> [What this task involves] A single number is required: the count of lines in the following entries that include the word "RESUME".

——————

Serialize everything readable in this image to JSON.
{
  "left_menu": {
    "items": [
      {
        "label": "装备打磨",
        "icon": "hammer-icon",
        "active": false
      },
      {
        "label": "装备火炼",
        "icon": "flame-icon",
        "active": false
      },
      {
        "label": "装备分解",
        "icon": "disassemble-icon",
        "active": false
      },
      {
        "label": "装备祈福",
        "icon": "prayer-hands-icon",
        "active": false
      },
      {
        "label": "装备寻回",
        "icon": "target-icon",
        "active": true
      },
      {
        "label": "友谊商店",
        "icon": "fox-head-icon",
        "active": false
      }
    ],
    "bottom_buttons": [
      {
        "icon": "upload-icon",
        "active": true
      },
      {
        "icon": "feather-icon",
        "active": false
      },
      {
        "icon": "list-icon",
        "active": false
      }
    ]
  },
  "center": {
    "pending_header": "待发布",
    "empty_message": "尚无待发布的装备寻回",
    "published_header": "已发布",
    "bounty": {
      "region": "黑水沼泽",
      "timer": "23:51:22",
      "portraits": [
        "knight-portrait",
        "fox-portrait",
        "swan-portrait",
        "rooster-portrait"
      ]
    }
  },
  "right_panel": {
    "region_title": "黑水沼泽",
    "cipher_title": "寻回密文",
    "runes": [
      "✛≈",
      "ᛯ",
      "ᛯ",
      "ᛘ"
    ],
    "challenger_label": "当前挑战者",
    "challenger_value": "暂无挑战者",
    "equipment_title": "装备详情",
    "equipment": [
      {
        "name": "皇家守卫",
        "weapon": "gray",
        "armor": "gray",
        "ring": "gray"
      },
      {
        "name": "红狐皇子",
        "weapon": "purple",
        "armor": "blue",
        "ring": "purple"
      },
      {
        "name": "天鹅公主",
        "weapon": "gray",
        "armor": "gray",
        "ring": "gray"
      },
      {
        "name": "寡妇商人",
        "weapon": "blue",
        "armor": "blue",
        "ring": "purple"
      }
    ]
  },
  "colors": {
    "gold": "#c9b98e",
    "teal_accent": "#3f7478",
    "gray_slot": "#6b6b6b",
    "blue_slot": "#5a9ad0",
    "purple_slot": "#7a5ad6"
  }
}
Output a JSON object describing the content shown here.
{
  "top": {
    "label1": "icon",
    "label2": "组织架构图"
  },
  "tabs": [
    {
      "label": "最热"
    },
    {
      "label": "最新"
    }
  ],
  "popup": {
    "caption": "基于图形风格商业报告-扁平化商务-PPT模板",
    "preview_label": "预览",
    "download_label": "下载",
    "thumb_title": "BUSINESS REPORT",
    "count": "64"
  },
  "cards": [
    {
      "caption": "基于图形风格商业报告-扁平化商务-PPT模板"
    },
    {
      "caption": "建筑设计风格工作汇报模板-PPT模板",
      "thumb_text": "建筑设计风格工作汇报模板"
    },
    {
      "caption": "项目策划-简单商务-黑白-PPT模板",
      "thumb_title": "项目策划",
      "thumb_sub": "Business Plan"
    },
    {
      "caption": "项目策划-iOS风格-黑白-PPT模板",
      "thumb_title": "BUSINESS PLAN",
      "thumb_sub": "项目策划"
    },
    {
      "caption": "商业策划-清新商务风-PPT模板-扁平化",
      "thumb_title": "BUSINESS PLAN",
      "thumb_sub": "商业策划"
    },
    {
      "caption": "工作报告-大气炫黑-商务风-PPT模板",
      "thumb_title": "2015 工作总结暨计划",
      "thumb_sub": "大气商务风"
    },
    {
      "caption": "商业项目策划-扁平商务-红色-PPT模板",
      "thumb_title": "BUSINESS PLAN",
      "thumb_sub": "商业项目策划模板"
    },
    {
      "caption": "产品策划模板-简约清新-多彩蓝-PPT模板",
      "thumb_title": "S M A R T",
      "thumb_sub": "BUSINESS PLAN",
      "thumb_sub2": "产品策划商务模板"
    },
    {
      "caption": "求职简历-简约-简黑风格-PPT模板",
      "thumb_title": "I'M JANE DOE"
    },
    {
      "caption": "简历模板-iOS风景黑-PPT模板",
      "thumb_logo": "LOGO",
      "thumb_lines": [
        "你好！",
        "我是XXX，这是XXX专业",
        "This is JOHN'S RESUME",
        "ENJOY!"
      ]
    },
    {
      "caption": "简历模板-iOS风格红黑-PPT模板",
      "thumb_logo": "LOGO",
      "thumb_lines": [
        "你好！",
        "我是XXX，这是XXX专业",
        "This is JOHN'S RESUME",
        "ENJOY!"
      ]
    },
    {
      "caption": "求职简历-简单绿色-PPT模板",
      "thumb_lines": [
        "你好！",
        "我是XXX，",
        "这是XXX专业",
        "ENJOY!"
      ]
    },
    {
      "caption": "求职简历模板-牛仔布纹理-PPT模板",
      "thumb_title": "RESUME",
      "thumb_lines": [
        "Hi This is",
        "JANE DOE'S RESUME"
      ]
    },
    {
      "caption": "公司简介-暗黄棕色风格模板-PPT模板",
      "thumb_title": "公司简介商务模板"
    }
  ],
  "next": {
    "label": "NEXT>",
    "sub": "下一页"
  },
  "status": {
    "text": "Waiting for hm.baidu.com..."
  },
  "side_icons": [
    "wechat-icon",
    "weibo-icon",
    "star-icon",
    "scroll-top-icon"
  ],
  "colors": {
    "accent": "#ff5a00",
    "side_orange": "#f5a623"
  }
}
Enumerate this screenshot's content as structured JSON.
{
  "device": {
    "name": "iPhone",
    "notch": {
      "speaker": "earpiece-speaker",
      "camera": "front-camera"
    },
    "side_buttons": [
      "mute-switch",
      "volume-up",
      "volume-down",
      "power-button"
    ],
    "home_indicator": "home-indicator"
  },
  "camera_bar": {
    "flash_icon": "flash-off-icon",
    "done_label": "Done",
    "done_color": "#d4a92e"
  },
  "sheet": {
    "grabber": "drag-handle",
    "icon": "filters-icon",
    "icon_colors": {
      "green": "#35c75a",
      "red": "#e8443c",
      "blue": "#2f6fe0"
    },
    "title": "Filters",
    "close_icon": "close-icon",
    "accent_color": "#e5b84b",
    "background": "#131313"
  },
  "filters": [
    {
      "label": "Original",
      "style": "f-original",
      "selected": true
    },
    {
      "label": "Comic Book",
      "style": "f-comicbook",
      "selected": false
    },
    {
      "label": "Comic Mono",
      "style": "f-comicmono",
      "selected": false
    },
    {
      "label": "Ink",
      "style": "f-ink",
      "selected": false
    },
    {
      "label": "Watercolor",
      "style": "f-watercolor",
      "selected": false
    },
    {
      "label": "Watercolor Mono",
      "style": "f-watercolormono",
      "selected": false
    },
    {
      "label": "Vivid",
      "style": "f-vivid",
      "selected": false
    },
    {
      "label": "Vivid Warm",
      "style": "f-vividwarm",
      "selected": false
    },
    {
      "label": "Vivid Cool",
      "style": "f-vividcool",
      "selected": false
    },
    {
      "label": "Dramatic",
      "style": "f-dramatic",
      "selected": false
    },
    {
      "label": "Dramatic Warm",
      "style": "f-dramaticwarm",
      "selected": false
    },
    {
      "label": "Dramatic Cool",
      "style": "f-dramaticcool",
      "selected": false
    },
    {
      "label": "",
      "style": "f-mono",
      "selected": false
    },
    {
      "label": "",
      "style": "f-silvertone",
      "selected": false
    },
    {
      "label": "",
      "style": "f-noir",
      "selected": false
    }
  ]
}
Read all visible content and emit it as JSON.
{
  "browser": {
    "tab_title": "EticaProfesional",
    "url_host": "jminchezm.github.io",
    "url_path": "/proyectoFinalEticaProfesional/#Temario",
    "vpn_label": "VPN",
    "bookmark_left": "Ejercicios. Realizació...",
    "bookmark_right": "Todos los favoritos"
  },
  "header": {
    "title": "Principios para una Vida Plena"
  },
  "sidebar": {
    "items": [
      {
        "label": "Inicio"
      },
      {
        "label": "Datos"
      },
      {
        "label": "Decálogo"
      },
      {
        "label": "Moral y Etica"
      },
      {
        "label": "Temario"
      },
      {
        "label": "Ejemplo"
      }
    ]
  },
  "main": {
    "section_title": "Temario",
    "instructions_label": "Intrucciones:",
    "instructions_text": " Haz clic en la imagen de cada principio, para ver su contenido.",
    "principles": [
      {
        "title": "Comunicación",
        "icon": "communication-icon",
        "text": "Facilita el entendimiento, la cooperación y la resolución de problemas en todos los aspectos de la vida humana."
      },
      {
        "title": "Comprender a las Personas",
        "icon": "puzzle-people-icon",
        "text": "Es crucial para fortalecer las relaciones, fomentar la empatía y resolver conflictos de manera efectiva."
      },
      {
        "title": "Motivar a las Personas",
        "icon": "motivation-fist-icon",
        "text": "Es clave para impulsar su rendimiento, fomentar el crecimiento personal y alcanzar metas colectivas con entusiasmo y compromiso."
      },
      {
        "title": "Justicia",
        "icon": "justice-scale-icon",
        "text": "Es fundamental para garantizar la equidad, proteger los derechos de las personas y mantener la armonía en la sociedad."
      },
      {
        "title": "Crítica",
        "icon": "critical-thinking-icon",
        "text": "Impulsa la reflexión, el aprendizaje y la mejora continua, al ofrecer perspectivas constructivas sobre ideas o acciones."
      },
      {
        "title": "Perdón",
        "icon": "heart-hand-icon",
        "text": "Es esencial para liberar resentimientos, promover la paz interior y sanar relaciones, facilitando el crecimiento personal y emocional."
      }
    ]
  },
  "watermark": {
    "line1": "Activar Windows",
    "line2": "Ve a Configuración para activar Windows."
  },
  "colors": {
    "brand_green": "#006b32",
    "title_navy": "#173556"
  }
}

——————

> [Task answer] 4